[Task statement] Retype the records exactly, with nothing added or dropped.

[Data records]

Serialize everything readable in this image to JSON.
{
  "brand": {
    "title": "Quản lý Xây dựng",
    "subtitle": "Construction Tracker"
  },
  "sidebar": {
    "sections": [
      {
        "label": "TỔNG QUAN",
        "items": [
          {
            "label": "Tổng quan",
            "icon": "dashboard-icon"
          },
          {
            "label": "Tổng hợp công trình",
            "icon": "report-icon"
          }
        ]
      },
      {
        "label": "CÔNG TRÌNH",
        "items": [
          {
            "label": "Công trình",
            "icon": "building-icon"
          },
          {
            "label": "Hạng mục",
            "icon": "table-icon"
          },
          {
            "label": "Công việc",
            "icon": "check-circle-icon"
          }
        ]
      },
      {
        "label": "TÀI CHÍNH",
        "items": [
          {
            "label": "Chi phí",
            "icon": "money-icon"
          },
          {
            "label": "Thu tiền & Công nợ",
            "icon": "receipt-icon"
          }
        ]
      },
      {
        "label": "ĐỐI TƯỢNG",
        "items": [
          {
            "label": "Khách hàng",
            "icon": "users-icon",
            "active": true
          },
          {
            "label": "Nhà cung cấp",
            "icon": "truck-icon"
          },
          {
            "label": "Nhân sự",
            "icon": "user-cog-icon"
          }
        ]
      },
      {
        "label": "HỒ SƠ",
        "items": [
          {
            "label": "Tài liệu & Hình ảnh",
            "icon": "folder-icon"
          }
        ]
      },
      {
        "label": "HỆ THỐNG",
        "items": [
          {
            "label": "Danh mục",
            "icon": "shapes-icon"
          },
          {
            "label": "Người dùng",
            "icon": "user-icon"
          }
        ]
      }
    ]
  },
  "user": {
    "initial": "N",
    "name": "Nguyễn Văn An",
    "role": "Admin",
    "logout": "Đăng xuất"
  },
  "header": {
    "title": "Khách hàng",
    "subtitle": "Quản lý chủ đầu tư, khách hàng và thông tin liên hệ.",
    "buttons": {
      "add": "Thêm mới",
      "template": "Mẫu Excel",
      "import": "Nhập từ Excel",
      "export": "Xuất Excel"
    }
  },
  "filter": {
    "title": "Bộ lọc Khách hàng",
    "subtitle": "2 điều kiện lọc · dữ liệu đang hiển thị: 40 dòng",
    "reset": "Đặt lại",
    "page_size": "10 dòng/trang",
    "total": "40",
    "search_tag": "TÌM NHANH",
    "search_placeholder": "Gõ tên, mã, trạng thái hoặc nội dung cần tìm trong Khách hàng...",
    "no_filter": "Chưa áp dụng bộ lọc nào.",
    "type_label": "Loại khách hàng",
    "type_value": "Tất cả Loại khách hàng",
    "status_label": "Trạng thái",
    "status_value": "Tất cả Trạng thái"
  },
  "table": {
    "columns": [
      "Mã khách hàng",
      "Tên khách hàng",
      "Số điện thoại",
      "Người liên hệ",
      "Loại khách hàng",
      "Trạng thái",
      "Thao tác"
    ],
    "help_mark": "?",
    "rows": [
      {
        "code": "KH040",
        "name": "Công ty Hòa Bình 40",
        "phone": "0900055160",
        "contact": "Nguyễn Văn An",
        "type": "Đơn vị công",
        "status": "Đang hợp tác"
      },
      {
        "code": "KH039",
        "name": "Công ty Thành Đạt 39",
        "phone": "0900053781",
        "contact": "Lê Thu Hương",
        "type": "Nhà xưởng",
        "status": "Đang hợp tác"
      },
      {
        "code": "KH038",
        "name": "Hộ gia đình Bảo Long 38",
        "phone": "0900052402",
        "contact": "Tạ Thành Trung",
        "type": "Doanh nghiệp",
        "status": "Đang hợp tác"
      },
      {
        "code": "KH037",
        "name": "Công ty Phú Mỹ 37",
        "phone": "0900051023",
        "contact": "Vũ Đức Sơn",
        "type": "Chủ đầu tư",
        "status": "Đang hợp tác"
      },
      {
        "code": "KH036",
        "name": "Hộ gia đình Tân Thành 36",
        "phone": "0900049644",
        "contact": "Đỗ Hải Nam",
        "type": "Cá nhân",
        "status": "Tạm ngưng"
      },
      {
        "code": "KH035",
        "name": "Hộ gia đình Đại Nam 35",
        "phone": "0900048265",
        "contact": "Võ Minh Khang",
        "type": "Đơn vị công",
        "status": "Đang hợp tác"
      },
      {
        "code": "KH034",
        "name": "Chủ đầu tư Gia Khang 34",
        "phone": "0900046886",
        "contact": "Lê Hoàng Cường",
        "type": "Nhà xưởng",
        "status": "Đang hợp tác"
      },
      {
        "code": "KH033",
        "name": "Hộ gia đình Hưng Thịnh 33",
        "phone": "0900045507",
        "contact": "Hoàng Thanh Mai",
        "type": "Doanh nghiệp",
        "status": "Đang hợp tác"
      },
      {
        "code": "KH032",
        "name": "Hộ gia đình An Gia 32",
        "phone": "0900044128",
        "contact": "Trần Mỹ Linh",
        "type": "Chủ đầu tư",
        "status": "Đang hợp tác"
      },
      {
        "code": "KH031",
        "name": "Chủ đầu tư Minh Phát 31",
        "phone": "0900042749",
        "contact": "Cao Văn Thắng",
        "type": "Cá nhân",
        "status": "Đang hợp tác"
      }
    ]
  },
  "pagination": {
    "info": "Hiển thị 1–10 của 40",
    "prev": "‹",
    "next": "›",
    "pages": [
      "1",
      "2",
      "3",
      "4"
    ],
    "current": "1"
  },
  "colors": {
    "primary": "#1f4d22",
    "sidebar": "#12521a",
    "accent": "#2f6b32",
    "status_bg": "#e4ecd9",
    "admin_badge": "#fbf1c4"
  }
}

[Exercise solution]
Serialize everything readable in this image to JSON.
{
  "brand": {
    "title": "Quản lý Xây dựng",
    "subtitle": "Construction Tracker"
  },
  "sidebar": {
    "sections": [
      {
        "label": "TỔNG QUAN",
        "items": [
          {
            "label": "Tổng quan",
            "icon": "dashboard-icon"
          },
          {
            "label": "Tổng hợp công trình",
            "icon": "report-icon"
          }
        ]
      },
      {
        "label": "CÔNG TRÌNH",
        "items": [
          {
            "label": "Công trình",
            "icon": "building-icon"
          },
          {
            "label": "Hạng mục",
            "icon": "table-icon"
          },
          {
            "label": "Công việc",
            "icon": "check-circle-icon"
          }
        ]
      },
      {
        "label": "TÀI CHÍNH",
        "items": [
          {
            "label": "Chi phí",
            "icon": "money-icon"
          },
          {
            "label": "Thu tiền & Công nợ",
            "icon": "receipt-icon"
          }
        ]
      },
      {
        "label": "ĐỐI TƯỢNG",
        "items": [
          {
            "label": "Khách hàng",
            "icon": "users-icon",
            "active": true
          },
          {
            "label": "Nhà cung cấp",
            "icon": "truck-icon"
          },
          {
            "label": "Nhân sự",
            "icon": "user-cog-icon"
          }
        ]
      },
      {
        "label": "HỒ SƠ",
        "items": [
          {
            "label": "Tài liệu & Hình ảnh",
            "icon": "folder-icon"
          }
        ]
      },
      {
        "label": "HỆ THỐNG",
        "items": [
          {
            "label": "Danh mục",
            "icon": "shapes-icon"
          },
          {
            "label": "Người dùng",
            "icon": "user-icon"
          }
        ]
      }
    ]
  },
  "user": {
    "initial": "N",
    "name": "Nguyễn Văn An",
    "role": "Admin",
    "logout": "Đăng xuất"
  },
  "header": {
    "title": "Khách hàng",
    "subtitle": "Quản lý chủ đầu tư, khách hàng và thông tin liên hệ.",
    "buttons": {
      "add": "Thêm mới",
      "template": "Mẫu Excel",
      "import": "Nhập từ Excel",
      "export": "Xuất Excel"
    }
  },
  "filter": {
    "title": "Bộ lọc Khách hàng",
    "subtitle": "2 điều kiện lọc · dữ liệu đang hiển thị: 40 dòng",
    "reset": "Đặt lại",
    "page_size": "10 dòng/trang",
    "total": "40",
    "search_tag": "TÌM NHANH",
    "search_placeholder": "Gõ tên, mã, trạng thái hoặc nội dung cần tìm trong Khách hàng...",
    "no_filter": "Chưa áp dụng bộ lọc nào.",
    "type_label": "Loại khách hàng",
    "type_value": "Tất cả Loại khách hàng",
    "status_label": "Trạng thái",
    "status_value": "Tất cả Trạng thái"
  },
  "table": {
    "columns": [
      "Mã khách hàng",
      "Tên khách hàng",
      "Số điện thoại",
      "Người liên hệ",
      "Loại khách hàng",
      "Trạng thái",
      "Thao tác"
    ],
    "help_mark": "?",
    "rows": [
      {
        "code": "KH040",
        "name": "Công ty Hòa Bình 40",
        "phone": "0900055160",
        "contact": "Nguyễn Văn An",
        "type": "Đơn vị công",
        "status": "Đang hợp tác"
      },
      {
        "code": "KH039",
        "name": "Công ty Thành Đạt 39",
        "phone": "0900053781",
        "contact": "Lê Thu Hương",
        "type": "Nhà xưởng",
        "status": "Đang hợp tác"
      },
      {
        "code": "KH038",
        "name": "Hộ gia đình Bảo Long 38",
        "phone": "0900052402",
        "contact": "Tạ Thành Trung",
        "type": "Doanh nghiệp",
        "status": "Đang hợp tác"
      },
      {
        "code": "KH037",
        "name": "Công ty Phú Mỹ 37",
        "phone": "0900051023",
        "contact": "Vũ Đức Sơn",
        "type": "Chủ đầu tư",
        "status": "Đang hợp tác"
      },
      {
        "code": "KH036",
        "name": "Hộ gia đình Tân Thành 36",
        "phone": "0900049644",
        "contact": "Đỗ Hải Nam",
        "type": "Cá nhân",
        "status": "Tạm ngưng"
      },
      {
        "code": "KH035",
        "name": "Hộ gia đình Đại Nam 35",
        "phone": "0900048265",
        "contact": "Võ Minh Khang",
        "type": "Đơn vị công",
        "status": "Đang hợp tác"
      },
      {
        "code": "KH034",
        "name": "Chủ đầu tư Gia Khang 34",
        "phone": "0900046886",
        "contact": "Lê Hoàng Cường",
        "type": "Nhà xưởng",
        "status": "Đang hợp tác"
      },
      {
        "code": "KH033",
        "name": "Hộ gia đình Hưng Thịnh 33",
        "phone": "0900045507",
        "contact": "Hoàng Thanh Mai",
        "type": "Doanh nghiệp",
        "status": "Đang hợp tác"
      },
      {
        "code": "KH032",
        "name": "Hộ gia đình An Gia 32",
        "phone": "0900044128",
        "contact": "Trần Mỹ Linh",
        "type": "Chủ đầu tư",
        "status": "Đang hợp tác"
      },
      {
        "code": "KH031",
        "name": "Chủ đầu tư Minh Phát 31",
        "phone": "0900042749",
        "contact": "Cao Văn Thắng",
        "type": "Cá nhân",
        "status": "Đang hợp tác"
      }
    ]
  },
  "pagination": {
    "info": "Hiển thị 1–10 của 40",
    "prev": "‹",
    "next": "›",
    "pages": [
      "1",
      "2",
      "3",
      "4"
    ],
    "current": "1"
  },
  "colors": {
    "primary": "#1f4d22",
    "sidebar": "#12521a",
    "accent": "#2f6b32",
    "status_bg": "#e4ecd9",
    "admin_badge": "#fbf1c4"
  }
}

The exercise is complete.